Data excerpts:
##########
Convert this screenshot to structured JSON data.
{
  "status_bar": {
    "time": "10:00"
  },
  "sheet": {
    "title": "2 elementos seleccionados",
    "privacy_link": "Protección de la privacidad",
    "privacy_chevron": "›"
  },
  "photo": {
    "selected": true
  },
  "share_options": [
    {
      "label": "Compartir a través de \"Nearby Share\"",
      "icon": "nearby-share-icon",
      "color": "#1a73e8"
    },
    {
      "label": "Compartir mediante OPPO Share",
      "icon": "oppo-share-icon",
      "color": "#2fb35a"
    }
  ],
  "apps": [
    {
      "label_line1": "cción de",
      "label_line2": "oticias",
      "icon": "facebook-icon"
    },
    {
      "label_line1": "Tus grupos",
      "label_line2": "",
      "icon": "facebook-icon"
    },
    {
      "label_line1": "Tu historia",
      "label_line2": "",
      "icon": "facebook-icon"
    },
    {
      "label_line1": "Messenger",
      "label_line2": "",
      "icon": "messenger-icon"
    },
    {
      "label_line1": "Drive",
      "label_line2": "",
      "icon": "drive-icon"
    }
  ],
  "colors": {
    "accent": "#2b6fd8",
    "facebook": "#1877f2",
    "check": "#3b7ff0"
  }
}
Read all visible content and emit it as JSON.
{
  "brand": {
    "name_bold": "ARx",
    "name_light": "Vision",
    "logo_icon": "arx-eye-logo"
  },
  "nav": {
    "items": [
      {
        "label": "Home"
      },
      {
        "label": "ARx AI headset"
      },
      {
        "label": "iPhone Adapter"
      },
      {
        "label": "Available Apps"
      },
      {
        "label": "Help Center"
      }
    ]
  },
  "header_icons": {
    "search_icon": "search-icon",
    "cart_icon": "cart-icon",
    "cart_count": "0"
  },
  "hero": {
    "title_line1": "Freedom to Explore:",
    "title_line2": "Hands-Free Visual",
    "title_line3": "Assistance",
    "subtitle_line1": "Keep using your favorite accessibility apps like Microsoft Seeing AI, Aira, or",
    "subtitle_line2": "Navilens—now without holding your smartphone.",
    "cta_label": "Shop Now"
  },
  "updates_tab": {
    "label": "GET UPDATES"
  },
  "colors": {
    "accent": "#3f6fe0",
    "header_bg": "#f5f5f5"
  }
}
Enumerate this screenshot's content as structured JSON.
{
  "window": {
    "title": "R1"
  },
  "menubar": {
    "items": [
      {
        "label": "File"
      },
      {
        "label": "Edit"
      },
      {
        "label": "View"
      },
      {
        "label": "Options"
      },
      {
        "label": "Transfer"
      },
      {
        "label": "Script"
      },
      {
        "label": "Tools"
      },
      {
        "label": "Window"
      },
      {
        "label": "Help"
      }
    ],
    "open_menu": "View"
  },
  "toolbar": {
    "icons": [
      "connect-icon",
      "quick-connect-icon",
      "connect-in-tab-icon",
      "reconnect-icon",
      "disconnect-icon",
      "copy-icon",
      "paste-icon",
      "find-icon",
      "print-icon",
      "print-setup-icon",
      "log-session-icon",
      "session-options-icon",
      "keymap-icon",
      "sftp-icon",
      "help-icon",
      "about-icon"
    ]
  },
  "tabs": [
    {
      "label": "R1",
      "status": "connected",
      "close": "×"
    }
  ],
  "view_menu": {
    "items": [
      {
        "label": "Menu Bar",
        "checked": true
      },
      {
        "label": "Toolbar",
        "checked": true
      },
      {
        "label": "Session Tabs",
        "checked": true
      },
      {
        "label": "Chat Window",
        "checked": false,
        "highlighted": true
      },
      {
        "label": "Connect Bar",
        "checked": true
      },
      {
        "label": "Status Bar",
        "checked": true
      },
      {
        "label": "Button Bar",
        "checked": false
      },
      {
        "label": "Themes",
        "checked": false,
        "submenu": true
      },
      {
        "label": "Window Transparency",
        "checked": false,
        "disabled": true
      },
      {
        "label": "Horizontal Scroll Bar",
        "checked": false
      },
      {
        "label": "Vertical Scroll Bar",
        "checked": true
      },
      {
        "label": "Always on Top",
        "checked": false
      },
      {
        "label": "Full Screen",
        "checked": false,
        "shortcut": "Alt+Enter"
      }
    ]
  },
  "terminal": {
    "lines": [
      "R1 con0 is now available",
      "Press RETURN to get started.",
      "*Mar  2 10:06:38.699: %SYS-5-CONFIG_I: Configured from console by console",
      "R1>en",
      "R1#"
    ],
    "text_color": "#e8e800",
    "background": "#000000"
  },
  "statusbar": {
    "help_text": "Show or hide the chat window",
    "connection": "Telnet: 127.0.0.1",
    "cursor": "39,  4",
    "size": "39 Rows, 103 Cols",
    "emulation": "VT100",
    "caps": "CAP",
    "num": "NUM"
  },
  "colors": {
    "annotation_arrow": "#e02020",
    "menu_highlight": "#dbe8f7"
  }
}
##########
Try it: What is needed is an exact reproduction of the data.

Exercise output:
Convert this screenshot to structured JSON data.
{
  "status_bar": {
    "time": "10:00"
  },
  "sheet": {
    "title": "2 elementos seleccionados",
    "privacy_link": "Protección de la privacidad",
    "privacy_chevron": "›"
  },
  "photo": {
    "selected": true
  },
  "share_options": [
    {
      "label": "Compartir a través de \"Nearby Share\"",
      "icon": "nearby-share-icon",
      "color": "#1a73e8"
    },
    {
      "label": "Compartir mediante OPPO Share",
      "icon": "oppo-share-icon",
      "color": "#2fb35a"
    }
  ],
  "apps": [
    {
      "label_line1": "cción de",
      "label_line2": "oticias",
      "icon": "facebook-icon"
    },
    {
      "label_line1": "Tus grupos",
      "label_line2": "",
      "icon": "facebook-icon"
    },
    {
      "label_line1": "Tu historia",
      "label_line2": "",
      "icon": "facebook-icon"
    },
    {
      "label_line1": "Messenger",
      "label_line2": "",
      "icon": "messenger-icon"
    },
    {
      "label_line1": "Drive",
      "label_line2": "",
      "icon": "drive-icon"
    }
  ],
  "colors": {
    "accent": "#2b6fd8",
    "facebook": "#1877f2",
    "check": "#3b7ff0"
  }
}
Read all visible content and emit it as JSON.
{
  "brand": {
    "name_bold": "ARx",
    "name_light": "Vision",
    "logo_icon": "arx-eye-logo"
  },
  "nav": {
    "items": [
      {
        "label": "Home"
      },
      {
        "label": "ARx AI headset"
      },
      {
        "label": "iPhone Adapter"
      },
      {
        "label": "Available Apps"
      },
      {
        "label": "Help Center"
      }
    ]
  },
  "header_icons": {
    "search_icon": "search-icon",
    "cart_icon": "cart-icon",
    "cart_count": "0"
  },
  "hero": {
    "title_line1": "Freedom to Explore:",
    "title_line2": "Hands-Free Visual",
    "title_line3": "Assistance",
    "subtitle_line1": "Keep using your favorite accessibility apps like Microsoft Seeing AI, Aira, or",
    "subtitle_line2": "Navilens—now without holding your smartphone.",
    "cta_label": "Shop Now"
  },
  "updates_tab": {
    "label": "GET UPDATES"
  },
  "colors": {
    "accent": "#3f6fe0",
    "header_bg": "#f5f5f5"
  }
}
Enumerate this screenshot's content as structured JSON.
{
  "window": {
    "title": "R1"
  },
  "menubar": {
    "items": [
      {
        "label": "File"
      },
      {
        "label": "Edit"
      },
      {
        "label": "View"
      },
      {
        "label": "Options"
      },
      {
        "label": "Transfer"
      },
      {
        "label": "Script"
      },
      {
        "label": "Tools"
      },
      {
        "label": "Window"
      },
      {
        "label": "Help"
      }
    ],
    "open_menu": "View"
  },
  "toolbar": {
    "icons": [
      "connect-icon",
      "quick-connect-icon",
      "connect-in-tab-icon",
      "reconnect-icon",
      "disconnect-icon",
      "copy-icon",
      "paste-icon",
      "find-icon",
      "print-icon",
      "print-setup-icon",
      "log-session-icon",
      "session-options-icon",
      "keymap-icon",
      "sftp-icon",
      "help-icon",
      "about-icon"
    ]
  },
  "tabs": [
    {
      "label": "R1",
      "status": "connected",
      "close": "×"
    }
  ],
  "view_menu": {
    "items": [
      {
        "label": "Menu Bar",
        "checked": true
      },
      {
        "label": "Toolbar",
        "checked": true
      },
      {
        "label": "Session Tabs",
        "checked": true
      },
      {
        "label": "Chat Window",
        "checked": false,
        "highlighted": true
      },
      {
        "label": "Connect Bar",
        "checked": true
      },
      {
        "label": "Status Bar",
        "checked": true
      },
      {
        "label": "Button Bar",
        "checked": false
      },
      {
        "label": "Themes",
        "checked": false,
        "submenu": true
      },
      {
        "label": "Window Transparency",
        "checked": false,
        "disabled": true
      },
      {
        "label": "Horizontal Scroll Bar",
        "checked": false
      },
      {
        "label": "Vertical Scroll Bar",
        "checked": true
      },
      {
        "label": "Always on Top",
        "checked": false
      },
      {
        "label": "Full Screen",
        "checked": false,
        "shortcut": "Alt+Enter"
      }
    ]
  },
  "terminal": {
    "lines": [
      "R1 con0 is now available",
      "Press RETURN to get started.",
      "*Mar  2 10:06:38.699: %SYS-5-CONFIG_I: Configured from console by console",
      "R1>en",
      "R1#"
    ],
    "text_color": "#e8e800",
    "background": "#000000"
  },
  "statusbar": {
    "help_text": "Show or hide the chat window",
    "connection": "Telnet: 127.0.0.1",
    "cursor": "39,  4",
    "size": "39 Rows, 103 Cols",
    "emulation": "VT100",
    "caps": "CAP",
    "num": "NUM"
  },
  "colors": {
    "annotation_arrow": "#e02020",
    "menu_highlight": "#dbe8f7"
  }
}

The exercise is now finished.